Date of Award

Fall 12-2012

Degree Type


Degree Name

Doctor of Philosophy (PhD)


Educational Leadership and School Counseling

Committee Chair

Thelma Roberson

Committee Chair Department

Educational Leadership and School Counseling

Committee Member 2

David Lee

Committee Member 2 Department

Educational Leadership and School Counseling

Committee Member 3

Rose McNeese

Committee Member 3 Department

Educational Leadership and School Counseling

Committee Member 4

James Johnson

Committee Member 4 Department

Educational Studies and Research


Each school has unique attributes and a personality that gives the school a distinct climate. Psychological qualities that schools possess might include trust, collaboration, cooperation, teaching attributes, expectations, community involvement, and engagement (Rhodes, Camic, Milburn, & Lowe, 2009). Given information regarding school climate, relationship needs, and motivation, the purpose of this study was to examine the perceptions of teachers involved in change and improvement processes and to determine whether academic change was related to the use of programs such as Jostens’ Renaissance.

The participants of this study consisted of 242 faculty and staff from five public schools from three separate school districts in the Mississippi Gulf Coast Region. The schools included three middle schools and two high schools. These participants completed a researcher-made questionnaire used to assess perception of school climate. Three building level administrators participated in a nine question interview to add qualitative data to the study that assessed common themes. Student achievement data for this study were measured through the Quality Distribution Index (QDI). QDI is unique to Mississippi, and the majority of the QDI score for a school comes from the school’s Mississippi Curriculum Test 2 (MCT2) and Subject Area Testing Program (SATP) test scores.
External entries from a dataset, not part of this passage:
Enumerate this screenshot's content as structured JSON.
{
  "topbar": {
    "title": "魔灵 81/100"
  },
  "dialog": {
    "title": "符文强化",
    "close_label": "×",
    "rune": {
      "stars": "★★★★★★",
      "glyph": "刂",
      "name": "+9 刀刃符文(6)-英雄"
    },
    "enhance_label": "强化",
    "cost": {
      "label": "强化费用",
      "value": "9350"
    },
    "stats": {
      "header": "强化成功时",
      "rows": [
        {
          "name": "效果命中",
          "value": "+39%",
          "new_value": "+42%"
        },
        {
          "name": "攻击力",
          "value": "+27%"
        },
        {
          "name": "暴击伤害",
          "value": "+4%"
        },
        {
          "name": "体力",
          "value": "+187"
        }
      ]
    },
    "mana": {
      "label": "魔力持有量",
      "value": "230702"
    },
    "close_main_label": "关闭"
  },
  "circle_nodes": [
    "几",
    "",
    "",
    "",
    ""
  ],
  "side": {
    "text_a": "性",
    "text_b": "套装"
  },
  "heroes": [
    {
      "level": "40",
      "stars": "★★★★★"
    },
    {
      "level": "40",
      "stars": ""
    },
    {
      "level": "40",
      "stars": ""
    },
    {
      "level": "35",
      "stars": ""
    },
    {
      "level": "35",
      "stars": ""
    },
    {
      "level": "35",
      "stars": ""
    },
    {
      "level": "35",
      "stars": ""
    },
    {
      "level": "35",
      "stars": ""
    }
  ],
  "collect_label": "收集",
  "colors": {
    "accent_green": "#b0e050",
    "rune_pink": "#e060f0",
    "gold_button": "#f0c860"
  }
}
QDI was gathered over a three-year academic period from 2008-2009, 2009- 2010, and 2010-2011 for the five schools included in the study for three academic years.

Correlations were conducted to test the relationship between school climate and achievement, school professionals’ support of the Jostens’ Renaissance Program, and faculty perceptions of impact of Jostens’ Renaissance Programs and school climate. Data analysis showed that there was significant correlation between school climate perception data and achievement over the three years of academic findings. After analysis of the descriptive statistics from the 242 respondents to The Perception Survey for Faculty and Staff, it was found that there was support for the Jostens’ Renaissance Program based upon the mean scores and standard deviations provided from the findings. Findings report that there was no statistical significance found between the perception survey findings and school climate. It was found that school climate does, indeed, have a statistically significant impact on student achievement due to significant increase in QDI over the three academic years. During the qualitative interviews, the respondents overwhelming had positive remarks about the climate and Jostens’ Renaissance being vital components of successful schools and successful academic achievement based upon their experiences with the programs. Responses from the interviewees indicated that faculty support Jostens’ Renaissance programs, support a need for a positive climate in order to obtain success, and support that there was, indeed, a positive connection between climate, these programs and achievement in the schools in this study.